Electric Guitar and Somber Fear: Iron Maiden

In the fourth section of “The Rime of the Ancyent Marinere,” the reader gets a description of the sounds that are coming from the ghastly landscape of the poem’s setting: “I heard the Lavrock sing;/ Sometimes all little birds that are/ How They seem’d to fill the sea and air/ With their sweet jargoning” (ll. 348-351). The aesthetics of the poem are “sweet,” and the sounds that you hear are the light “sing[ing] of “all [the] little birds” that “fill the sea and air.”

Clearly, these are far different aesthetics than you hear from a metal song where Adrian Smith and David Murray pluck away at the strings of their powerful electric guitars, sliding up and down the scale in a vibrant display of a heavy metal musical virtuoso. Dickinson’s vocals are shrill in tonality, high in pitch, and aggressive in their delivery. So, it seems that aesthetics of the song are somewhat of a shortcoming in the song’s representation.

However, about five minutes into the song, the powerful chug of electric guitars and the slamming percussion of McBrian stop for a moment, to quote the lines near 204, interpreted by the band as: “One after one by the star dogged moon/ too quick for groan or sigh/ each turned his face with a ghastly pang/ and cursed me with his eye.” In this section of the song, the tone of the track switches to a calm and peaceful expression, similar to the aesthetics of the actual poem, noted above. In this section of the song, Dickinson makes reference to the poetry with shocking clarity in a respectful homage. It shows that the band members are conscious of the poem itself, not merely appropriating the track for their acoustic endeavors.

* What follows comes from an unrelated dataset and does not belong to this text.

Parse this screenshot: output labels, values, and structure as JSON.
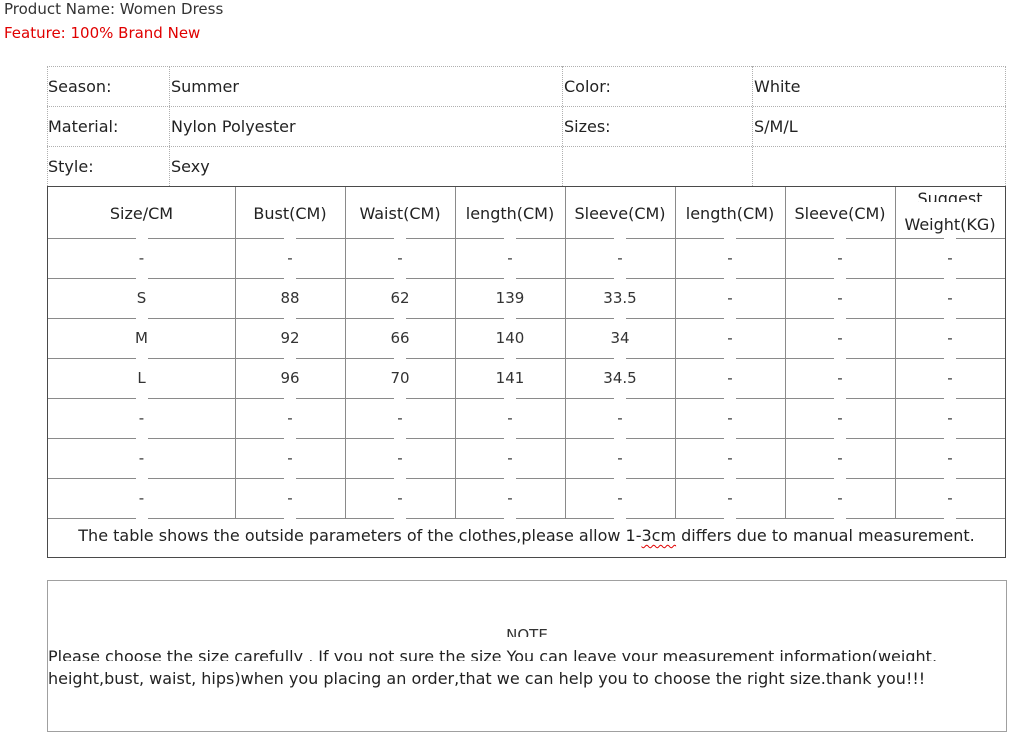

Furthermore, the interpretation of the poem is inherently romantic, given that Coleridge was awed at the idea of a poem’s obscurity. This multiplicity of interpretation leaves the poem as a perfect example of a piece of fiction ripe for interpretation within a musical platform. I believe that Coleridge would have been honored to hear his narrative poetry interpreted in the heavy metal setting.

Peace

—Nathaniel Schwass

Advertisements

9 thoughts on “Electric Guitar and Somber Fear: Iron Maiden

  1. The original idea in this post is how the similar lyrics and different pitch of instruments create a powerful romantic interpretation of the poem. Do you think the obscurity of the Iron Maiden version paid enough tribute to the poem? Do you think there can also be a literal or metaphorical clarity in this poem?

    Like

  2. The most original idea in this post is how the music performed by Iron Maiden is conscious of the poem itself and “not merely appropriating the track for their acoustic endeavors”. The post also raises the awareness of listening to the music and how the different instruments are able to create a romantic story. The post can be improved by maybe linking the interpretation to one of the many characteristics of Romanticism.

    – Christopher Luong

    Like

  3. I think it is interesting that you say that the dynamics of the poem and the Iron Maiden’s song are romantic even though it’s heavy metal. What part of the heavy metal makes it Romantic? Would it not be more about gothic theme?

    Like

  4. I think it is interesting that you say that the dynamics of the poem and the Iron Maiden’s song are romantic even though it’s heavy metal. What part of the heavy metal makes it Romantic? Would it not be more about gothic theme?
    Enrique Ramos

    Like

  5. The original idea in this post is the mentioning of “sweet” aesthetics within the poem. I honesty had not considered that but it is a great point. in order to develop the idea better you could have gone further to explain what that sweetness achieves. Overall great analysis!

    Like

  6. The original idea in this post refers to the song itself and its style creates a more romantic iteration of the original ballad. Your argument expands upon the guitar work, bass style, and percussion and which member of the band does what to create such a powerful set of images. Your analysis is spot on, and I think determining which scale is being used in the song would better your argument instead of just saying “the scale.”
    — Drew C. Guerrero

    Liked by 1 person

  7. I think that one of the strengths of this blog post is discussing the intrumental aspect of the song, and how it ties in with the poem. No weaknesses

    Like

  8. I think that one of the strengths of this blog post is discussing the intrusmental aspect of the song, and how it ties in with the poem. No weaknesses
    -Benjamin Montes

    Like

Leave a Reply

Fill in your details below or click an icon to log in:

WordPress.com Logo

You are commenting using your WordPress.com account. Log Out / Change )

Twitter picture

You are commenting using your Twitter account. Log Out / Change )

Facebook photo

You are commenting using your Facebook account. Log Out / Change )

Google+ photo

You are commenting using your Google+ account. Log Out / Change )

Connecting to %s